Many sufferers of BPD experience sad, lonely, unhealthy childhoods.  Some common denominators are usually repeated abuse (be it emotional, physical, or sexual), inconsistent and unsupportive care, early separation from one or both parents, familial neglect, and having caregivers who invalidate thoughts and emotions.  People with borderline personality disorder are conditioned to care for and comfort themselves.  They learn to keep their real thoughts and feelings hidden and instead become a chameleon, adapting to whatever situation they happen to find themselves in.  They struggle with feelings of self-loathing, inferiority, and low self-worth.

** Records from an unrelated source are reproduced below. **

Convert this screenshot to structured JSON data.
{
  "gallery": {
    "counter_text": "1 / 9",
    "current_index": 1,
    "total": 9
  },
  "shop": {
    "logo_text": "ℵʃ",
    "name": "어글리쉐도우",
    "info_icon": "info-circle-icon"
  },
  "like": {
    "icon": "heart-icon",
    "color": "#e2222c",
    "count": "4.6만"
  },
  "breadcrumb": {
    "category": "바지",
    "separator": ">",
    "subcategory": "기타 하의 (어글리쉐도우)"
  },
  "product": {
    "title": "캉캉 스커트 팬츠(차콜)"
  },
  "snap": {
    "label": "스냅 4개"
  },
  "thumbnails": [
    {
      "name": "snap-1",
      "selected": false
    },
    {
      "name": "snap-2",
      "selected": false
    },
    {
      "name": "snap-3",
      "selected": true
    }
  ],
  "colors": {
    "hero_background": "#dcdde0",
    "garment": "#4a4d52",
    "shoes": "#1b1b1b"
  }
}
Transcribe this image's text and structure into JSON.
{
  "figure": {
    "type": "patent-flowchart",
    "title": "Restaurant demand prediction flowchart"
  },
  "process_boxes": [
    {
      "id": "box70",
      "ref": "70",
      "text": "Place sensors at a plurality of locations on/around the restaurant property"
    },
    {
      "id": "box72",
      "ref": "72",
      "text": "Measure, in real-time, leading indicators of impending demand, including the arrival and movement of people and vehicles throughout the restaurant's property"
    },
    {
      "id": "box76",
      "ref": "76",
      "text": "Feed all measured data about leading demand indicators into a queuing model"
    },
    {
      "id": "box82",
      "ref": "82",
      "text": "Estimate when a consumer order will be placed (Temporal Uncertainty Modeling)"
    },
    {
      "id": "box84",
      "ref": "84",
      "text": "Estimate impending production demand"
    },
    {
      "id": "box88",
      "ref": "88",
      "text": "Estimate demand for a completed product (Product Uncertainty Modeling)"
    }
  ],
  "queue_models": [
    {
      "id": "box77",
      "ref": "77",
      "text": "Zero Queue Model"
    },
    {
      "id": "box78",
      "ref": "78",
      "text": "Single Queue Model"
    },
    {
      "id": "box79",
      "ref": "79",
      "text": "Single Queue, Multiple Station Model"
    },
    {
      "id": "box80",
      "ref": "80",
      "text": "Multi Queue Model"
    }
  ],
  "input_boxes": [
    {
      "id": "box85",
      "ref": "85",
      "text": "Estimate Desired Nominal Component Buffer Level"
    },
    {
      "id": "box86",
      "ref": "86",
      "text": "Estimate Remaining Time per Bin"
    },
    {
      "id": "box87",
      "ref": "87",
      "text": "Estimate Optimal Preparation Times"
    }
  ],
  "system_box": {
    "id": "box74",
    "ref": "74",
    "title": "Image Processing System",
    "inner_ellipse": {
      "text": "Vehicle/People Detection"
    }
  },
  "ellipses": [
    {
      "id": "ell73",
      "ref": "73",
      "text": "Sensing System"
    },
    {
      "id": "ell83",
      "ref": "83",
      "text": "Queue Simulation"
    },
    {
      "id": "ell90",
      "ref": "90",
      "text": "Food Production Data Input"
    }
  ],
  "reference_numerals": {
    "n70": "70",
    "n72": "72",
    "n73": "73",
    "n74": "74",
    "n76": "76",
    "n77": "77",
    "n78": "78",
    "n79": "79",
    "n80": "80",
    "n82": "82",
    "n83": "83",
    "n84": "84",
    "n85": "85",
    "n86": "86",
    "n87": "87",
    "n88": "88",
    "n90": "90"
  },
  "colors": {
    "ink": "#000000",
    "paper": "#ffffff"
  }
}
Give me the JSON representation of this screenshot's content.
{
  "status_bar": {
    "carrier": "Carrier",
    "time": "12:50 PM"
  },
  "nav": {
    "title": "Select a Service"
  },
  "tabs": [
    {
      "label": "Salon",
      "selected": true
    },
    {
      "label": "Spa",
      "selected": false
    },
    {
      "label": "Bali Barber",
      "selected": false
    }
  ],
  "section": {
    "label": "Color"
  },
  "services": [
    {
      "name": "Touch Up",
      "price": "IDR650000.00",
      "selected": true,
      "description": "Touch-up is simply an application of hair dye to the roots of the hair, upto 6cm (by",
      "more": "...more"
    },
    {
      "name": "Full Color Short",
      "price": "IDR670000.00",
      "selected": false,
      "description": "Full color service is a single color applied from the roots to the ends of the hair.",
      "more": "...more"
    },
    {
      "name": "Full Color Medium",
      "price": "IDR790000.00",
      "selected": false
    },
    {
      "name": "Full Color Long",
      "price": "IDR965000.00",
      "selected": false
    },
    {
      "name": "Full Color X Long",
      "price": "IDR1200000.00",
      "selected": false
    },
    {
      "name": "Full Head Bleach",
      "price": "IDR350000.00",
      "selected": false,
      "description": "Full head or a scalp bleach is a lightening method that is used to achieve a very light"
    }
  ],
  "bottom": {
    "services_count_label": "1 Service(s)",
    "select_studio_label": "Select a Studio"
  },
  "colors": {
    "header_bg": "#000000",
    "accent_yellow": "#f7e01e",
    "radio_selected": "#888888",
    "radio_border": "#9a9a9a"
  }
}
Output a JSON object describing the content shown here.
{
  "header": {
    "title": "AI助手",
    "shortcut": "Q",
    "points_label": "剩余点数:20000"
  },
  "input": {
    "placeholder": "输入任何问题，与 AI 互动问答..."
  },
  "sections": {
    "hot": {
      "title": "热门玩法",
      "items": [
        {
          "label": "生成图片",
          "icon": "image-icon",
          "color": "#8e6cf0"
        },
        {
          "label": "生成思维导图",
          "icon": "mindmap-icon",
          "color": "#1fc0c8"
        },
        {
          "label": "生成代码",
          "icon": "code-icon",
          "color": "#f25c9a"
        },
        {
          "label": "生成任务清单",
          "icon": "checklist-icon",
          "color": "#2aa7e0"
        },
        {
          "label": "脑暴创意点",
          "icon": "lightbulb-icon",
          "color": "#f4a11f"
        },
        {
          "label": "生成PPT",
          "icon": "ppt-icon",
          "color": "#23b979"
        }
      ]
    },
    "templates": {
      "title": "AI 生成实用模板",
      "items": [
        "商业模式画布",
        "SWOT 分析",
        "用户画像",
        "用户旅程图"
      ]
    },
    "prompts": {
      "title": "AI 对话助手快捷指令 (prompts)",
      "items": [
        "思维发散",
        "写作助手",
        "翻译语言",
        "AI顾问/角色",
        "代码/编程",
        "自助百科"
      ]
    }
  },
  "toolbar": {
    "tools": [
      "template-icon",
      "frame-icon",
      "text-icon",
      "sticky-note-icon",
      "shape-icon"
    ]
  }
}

I can see a lot of connections between being a middle child – or, more specifically, having middle child syndrome – and having borderline personality disorder.  In both cases, the person feels less than.  In both cases, the person has to learn to adapt to abandonment or neglect.  Both feel ignored and invalidated.  Both long for love and attention while simultaneously struggling with trust issues.  Both learn to keep their true thoughts and feelings hidden because they know their emotions are either ignored or flat-out unwanted by their supposed loved ones.

I know that the causes of borderline personality disorder are debated, and it’s very likely that there is more than one cause, but I firmly believe that having a childhood like one described above immensely increases one’s chance of having this disorder.  Whenever a child is neglected, unloved, abused in any way, invalidated, criticized and put down on a regular basis, they run the risk of becoming an unhealthy adult with emotional issues.  I haven’t been able to find much online about the relationship between being a middle child and having BPD, but I wonder what percentage of BPD sufferers were middle children?  I wonder if any studies have been done to test this?  Again, I wasn’t able to locate much on the internet about this topic, so my guess is that no major studies have been done.  Definitely an interesting thought for the future, though.

Categories: Borderline Personality Disorder, BPD, Children, Life, Mental Illness, Parenting, Relationships, Thoughts | Tags: , | 12 Comments

Blog at

%d bloggers like this: